Tuesday, April 30, 2019

A 1970's Style Dashiki Dress

I bought the fabric for this dress a few months ago and made the dress in mid March, wanting to get in done in time for the spring equinox. While I did finish it by then, I didn't wear it for that particular occasion since it was a rather cold day and evening, so not terribly suitable for wearing a thin cotton dress. 

This gorgeous fabric was made in Kenya by a manufacturer specializing in these lovely cotton panels of fabric, which are traditionally made into shirts. I found the length at an antique mall in Cincinnati (the best finds at antique malls are often things that are not antique!) 😂 When I purchased the fabric it was boldly printed in red, black, white and gold. Once I decided I would make the material into a garment I overdyed the length in blue, to tone down the colors a bit so I could wear them. 

I did a little research on the material since I wanted to honor it by making it into something appropriate to wear. It is difficult, sometimes, when dealing with items crafted by another culture, to use those things in a way that honors their origin. I wavered between making a wrap skirt or a dress but decided on the dress as the best way to showcase this lovely material. My inspiration are the many extant late 60's/70's colorful dashiki dresses that were frequently worn by those in the counter culture of the time, embracing peace, tolerance and love and rejecting materialism, violence and inequality. While my own spiritual beliefs slightly vary from the stereotypical "hippie", I find a lot of similarities and it feels right to make and wear this kind of dress. 

Original 1970's Dashiki Dress from Etsy

Most extant dresses I have found appear to be cut in the same way, as a one or two piece design with cut on sleeves. This is a loose, flowing garment and does not require a lot of fitting or measurements to make a pattern. I actually just put my fabric on the floor, eyeballed it, and cut two pieces. These pieces were sewn together at the shoulders and the long under arm/side seam, to about mid-calf length. 

I used french seams for durability and tidiness. The neckline is bound with bias strips cut from the scraps of fabric left once the dress shapes were cut, and I made a few little eyelets along the front neck slit to lace a cotton cord through. The sleeves, utilizing the natural selvedge edge, are unhemmed and the skirt is hemmed with a narrow machine hem. I added ties made of leftover fabric at the high waist popular in the 70's, to give a little bit of shaping. 

It was a very simple project but I took my time to do each step well. There is a lot of love poured into this dress! I do not usually have a reason to make or wear a beautiful modern dress. To me, this dress is beautiful and I feel so happy when wearing it - full of joy and deep gratitude!

I do so love the sleeve shape on this dress!

I shall wear it tomorrow for May Day as we celebrate this wonderful season of planting and growing. I thank my son Malachi for taking these pictures for me last week when he and I, along with the littlest children, visited a sacred site near us to meditate and drum and just enjoy being outside in the greening world. 

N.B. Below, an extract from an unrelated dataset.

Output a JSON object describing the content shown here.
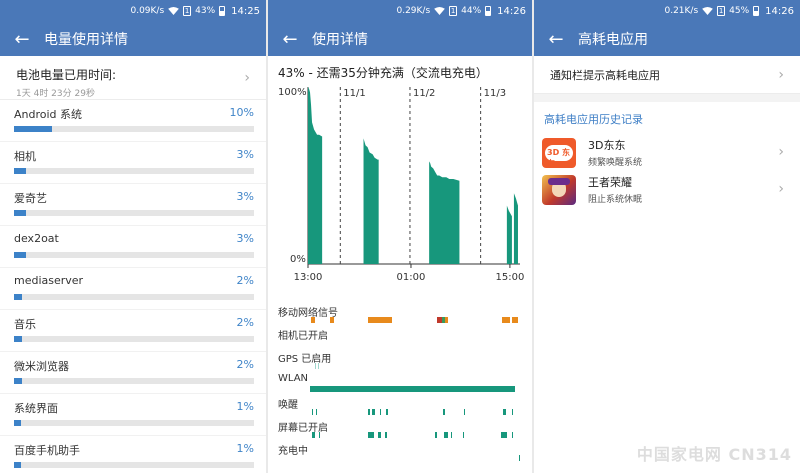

My bodhran drum and I are still getting well acquainted 😂 but I am learning the deep connection that can exist between a person and a percussion instrument - so all my previous many years of bias against anything not string instrument related is quickly washing away!

Much love to you all!


1 comment:

  1. What a beautiful dress! You showcased the fabric perfectly.


Thank you for your lovely thoughts!